For the last year and half, Albert Davis, a Community Resource Coordinator at the Zimmerman Center for Recreational Robotics in the Bronx, has been teaching robotics to school children in hopes of raising a new generation of scientists and general experts in the world of gizmos.
An SSEU Local 371 member and Department of Parks and Recreation worker for the last 12 years, Davis currently teaches 60 public school children between Fourth and Eighth Grades, teaching them basic robotics skills and lets them experiment in building their own machines. There are currently two other programs such as this in the city, one in Manhattan and one in Staten Island.
“I saw the value of it pretty quickly, teaching kids,” Davis said when he moved into his facility in a small, quiet Bronx playground. “I came over and saw it and I said, ‘Perfect.’”
Davis, who worked as a computer programmer in the private sector before coming to the civil service, said that his program is part of a general effort to increase education in “STEM,” which stands for Science, Technology, Engineering and Math.
“It’s a nice buzzword, but what does it mean?” Davis asked rhetorically when he spoke about his teaching program.

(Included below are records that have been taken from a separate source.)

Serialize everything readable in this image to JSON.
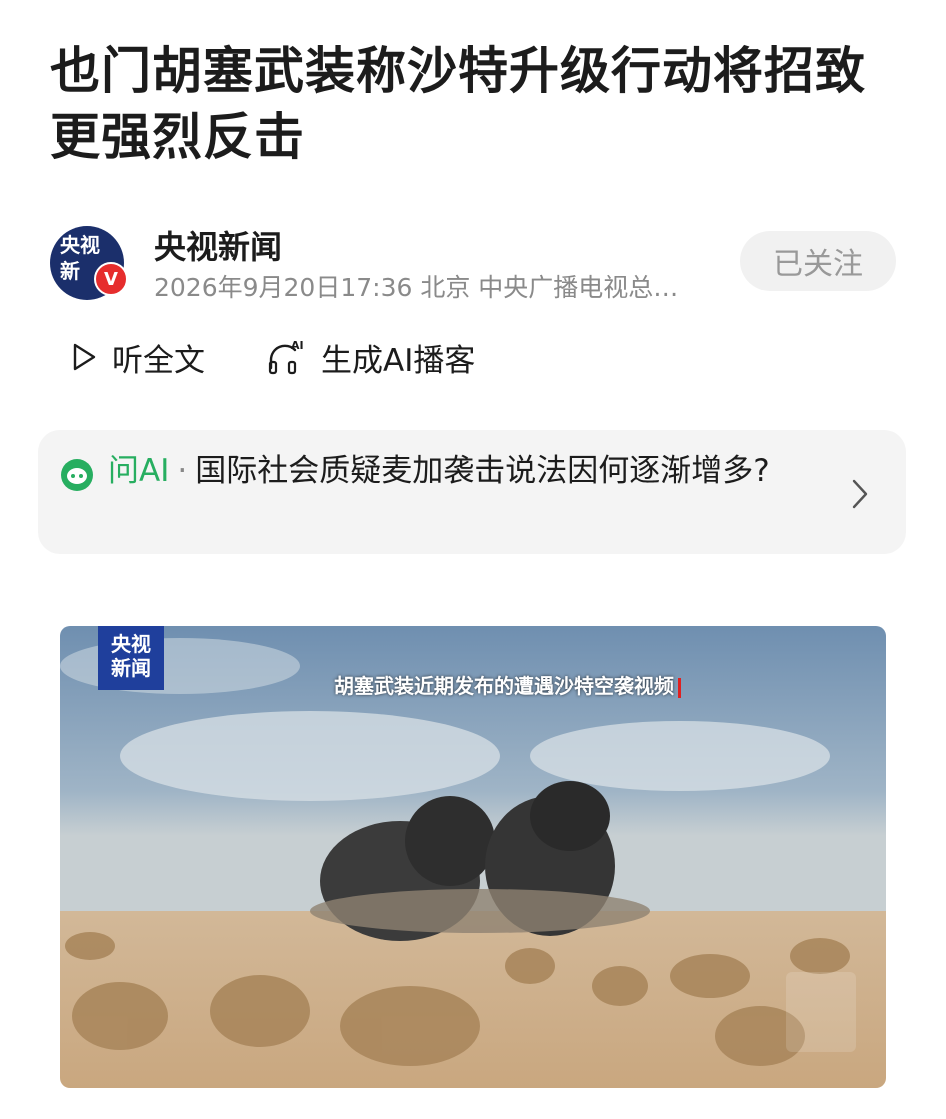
{
  "article": {
    "title": "也门胡塞武装称沙特升级行动将招致更强烈反击"
  },
  "source": {
    "avatar_line1": "央视",
    "avatar_line2": "新",
    "verified_badge": "V",
    "name": "央视新闻",
    "meta": "2026年9月20日17:36 北京 中央广播电视总…",
    "follow_label": "已关注"
  },
  "actions": {
    "listen_label": "听全文",
    "podcast_label": "生成AI播客",
    "podcast_icon_text": "AI"
  },
  "ai_question": {
    "label": "问AI",
    "dot": "·",
    "question": "国际社会质疑麦加袭击说法因何逐渐增多?"
  },
  "video": {
    "logo_line1": "央视",
    "logo_line2": "新闻",
    "caption": "胡塞武装近期发布的遭遇沙特空袭视频"
  },
  "colors": {
    "accent_green": "#27ae60",
    "logo_blue": "#1f3f9c",
    "badge_red": "#e62d2d"
  }
}
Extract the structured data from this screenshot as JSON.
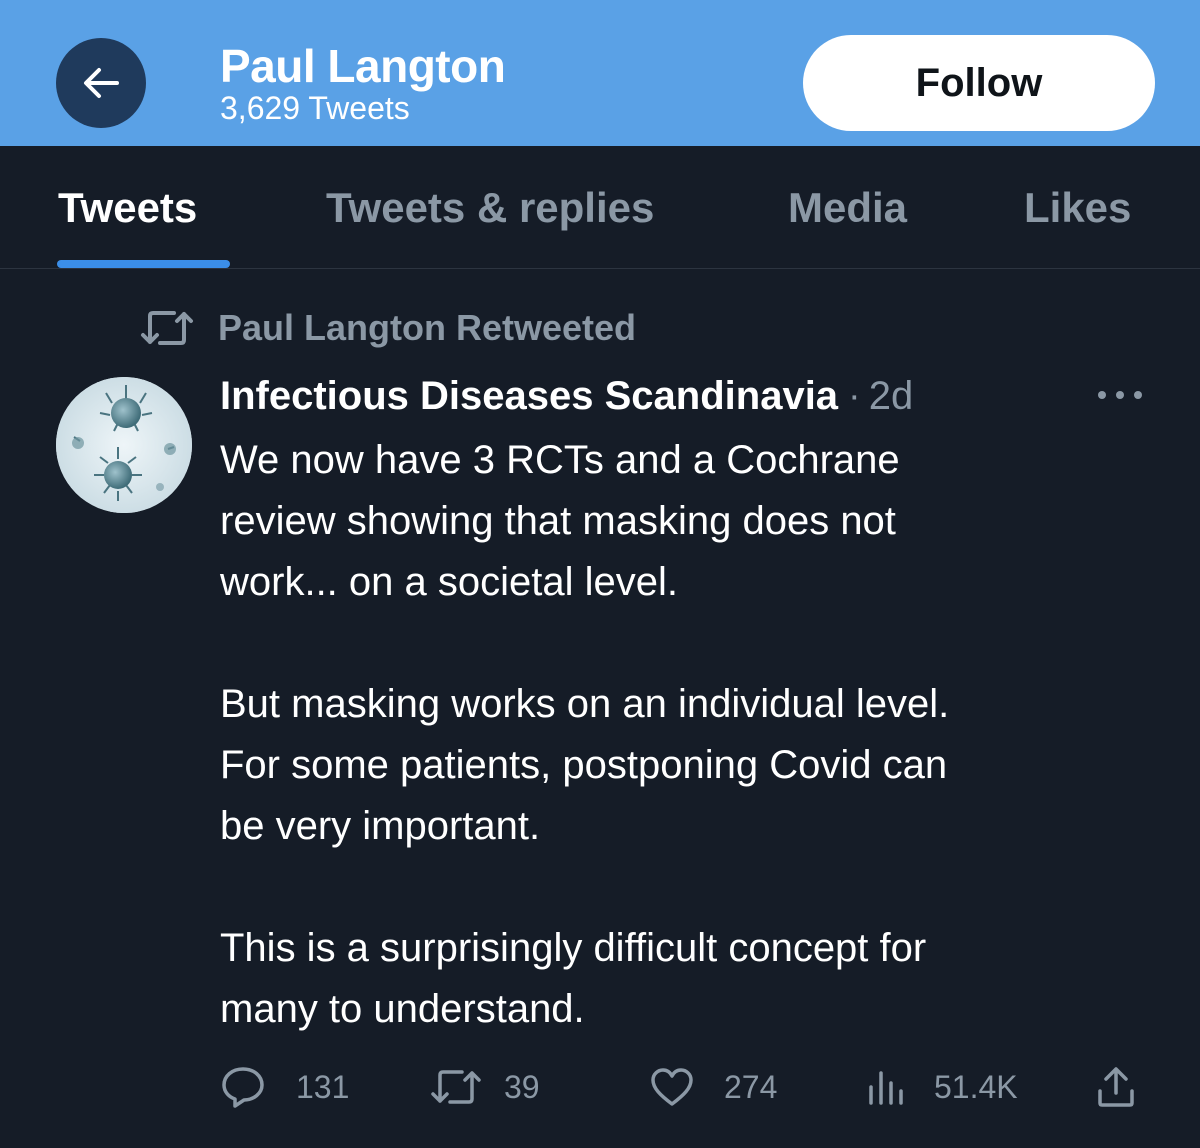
{
  "header": {
    "back_icon": "arrow-left-icon",
    "title": "Paul Langton",
    "subtitle": "3,629 Tweets",
    "follow_label": "Follow",
    "bg_color": "#5aa1e6"
  },
  "tabs": [
    {
      "label": "Tweets",
      "active": true
    },
    {
      "label": "Tweets & replies",
      "active": false
    },
    {
      "label": "Media",
      "active": false
    },
    {
      "label": "Likes",
      "active": false
    }
  ],
  "tweet": {
    "retweet_icon": "retweet-icon",
    "retweet_note": "Paul Langton Retweeted",
    "avatar_icon": "virus-avatar-icon",
    "author": "Infectious Diseases Scandinavia",
    "separator": "·",
    "time": "2d",
    "more_icon": "more-icon",
    "paragraphs": [
      "We now have 3 RCTs and a Cochrane\nreview showing that masking does not\nwork... on a societal level.",
      "But masking works on an individual level.\nFor some patients, postponing Covid can\nbe very important.",
      "This is a surprisingly difficult concept for\nmany to understand."
    ],
    "actions": {
      "replies": {
        "icon": "reply-icon",
        "count": "131"
      },
      "retweets": {
        "icon": "retweet-icon",
        "count": "39"
      },
      "likes": {
        "icon": "heart-icon",
        "count": "274"
      },
      "views": {
        "icon": "views-icon",
        "count": "51.4K"
      },
      "share": {
        "icon": "share-icon"
      }
    }
  },
  "colors": {
    "background": "#151c27",
    "accent": "#3b8ee8",
    "muted": "#8b98a5"
  }
}
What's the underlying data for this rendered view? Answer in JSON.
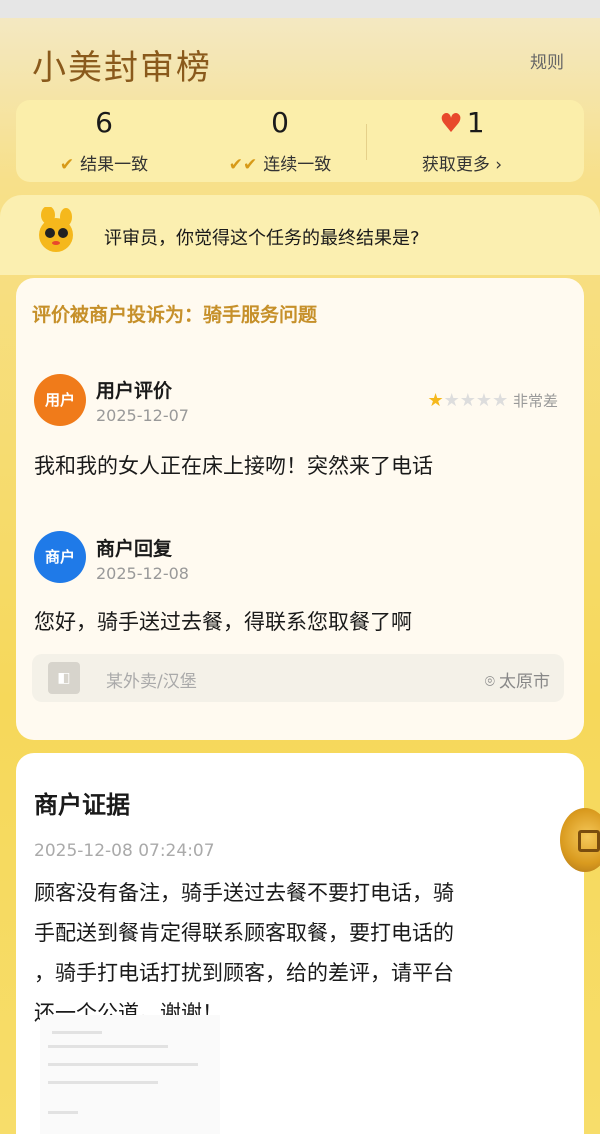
{
  "header": {
    "title": "小美封审榜",
    "rules": "规则"
  },
  "stats": [
    {
      "value": "6",
      "label": "结果一致",
      "icon": "check-icon"
    },
    {
      "value": "0",
      "label": "连续一致",
      "icon": "double-check-icon"
    },
    {
      "value": "1",
      "label": "获取更多",
      "icon": "heart-icon"
    }
  ],
  "prompt": {
    "text": "评审员，你觉得这个任务的最终结果是?",
    "icon": "mascot-icon"
  },
  "review": {
    "complaint": "评价被商户投诉为：骑手服务问题",
    "user": {
      "badge": "用户",
      "title": "用户评价",
      "date": "2025-12-07",
      "rating": 1,
      "rating_max": 5,
      "rating_text": "非常差",
      "text": "我和我的女人正在床上接吻！突然来了电话"
    },
    "merchant": {
      "badge": "商户",
      "title": "商户回复",
      "date": "2025-12-08",
      "text": "您好，骑手送过去餐，得联系您取餐了啊"
    },
    "shop": {
      "name": "某外卖/汉堡",
      "city": "太原市"
    }
  },
  "evidence": {
    "title": "商户证据",
    "time": "2025-12-08 07:24:07",
    "lines": [
      "顾客没有备注，骑手送过去餐不要打电话，骑",
      "手配送到餐肯定得联系顾客取餐，要打电话的",
      "，骑手打电话打扰到顾客，给的差评，请平台",
      "还一个公道。谢谢！"
    ]
  },
  "colors": {
    "accent": "#c6902a",
    "user_badge": "#f07b1a",
    "merchant_badge": "#1f7ae8",
    "star": "#f5b81c"
  }
}
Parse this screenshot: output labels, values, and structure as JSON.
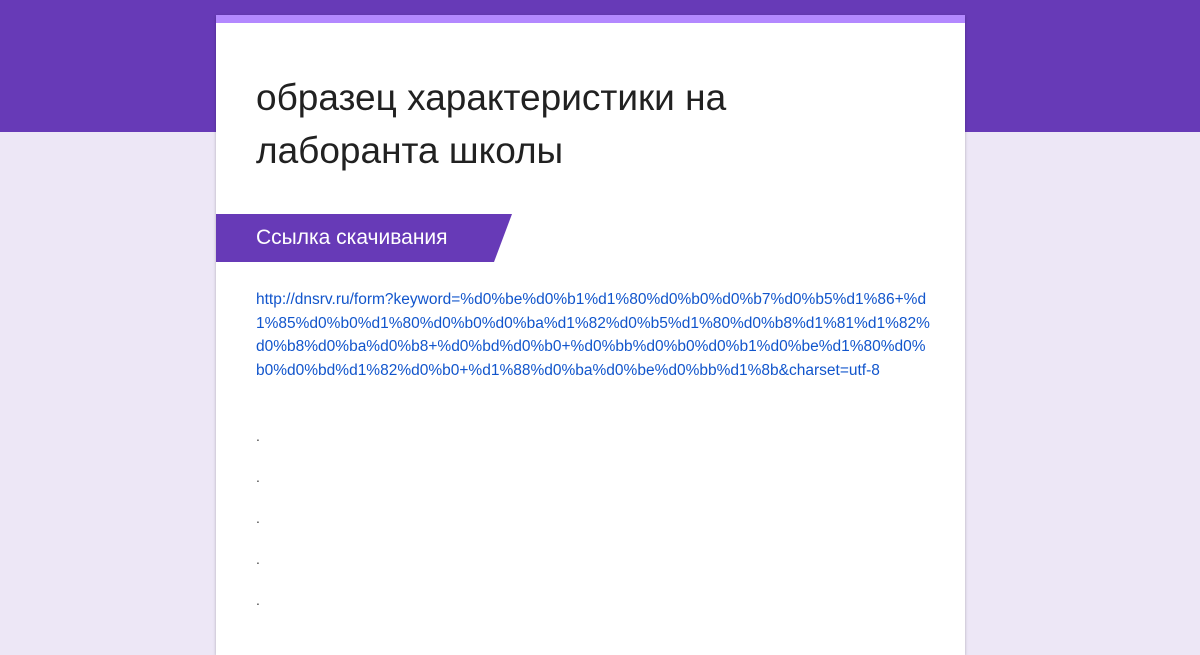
{
  "form": {
    "title": "образец характеристики на лаборанта школы",
    "section_title": "Ссылка скачивания",
    "download_link": "http://dnsrv.ru/form?keyword=%d0%be%d0%b1%d1%80%d0%b0%d0%b7%d0%b5%d1%86+%d1%85%d0%b0%d1%80%d0%b0%d0%ba%d1%82%d0%b5%d1%80%d0%b8%d1%81%d1%82%d0%b8%d0%ba%d0%b8+%d0%bd%d0%b0+%d0%bb%d0%b0%d0%b1%d0%be%d1%80%d0%b0%d0%bd%d1%82%d0%b0+%d1%88%d0%ba%d0%be%d0%bb%d1%8b&charset=utf-8",
    "dots": [
      ".",
      ".",
      ".",
      ".",
      "."
    ]
  },
  "colors": {
    "theme": "#673ab7",
    "accent": "#b388ff",
    "background": "#ede7f6",
    "link": "#1155cc"
  }
}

He noted that bringing in the children to play and explore with robotics gives Albert Davis: Training young minds. them the opportunity to discover their skills outside of a purely academic setting. Davis noted that when children enjoy this and excel at it, he can explain that this is actually the type of work scientists do, hoping that maybe they’ll pursue this type of education in a more serious way.
What’s more, his program is giving the schools a chance to see how important this program is in hopes that the Department of Education might enhance its robotics training.
“The schools get to see this. They come here for free,” Davis said. “They see the value of it and then they want to expand this in schools.”
He added that the Parks Department was committed to the program, and that funding for his program came directly from the budget and wasn’t a part of a grant process.
“To their credit, the agency is promoting education,” Davis said. “They’ve put in a significant investment.”
A Sense of Community
Davis comes from the private sector, but he enjoys this work more.
“I have a strong sense of community,” he said. “The private sector was fun, but I was missing something.”
That “something” was the feeling of pride he gets when school children are working collaboratively on projects, putting their minds to work on robotics, without a teacher pressing them on to do so just for a good grade.
“When a bunch of kids are around the table, fully engaged, you’re just like ‘Yeah, this is good stuff,’” he said.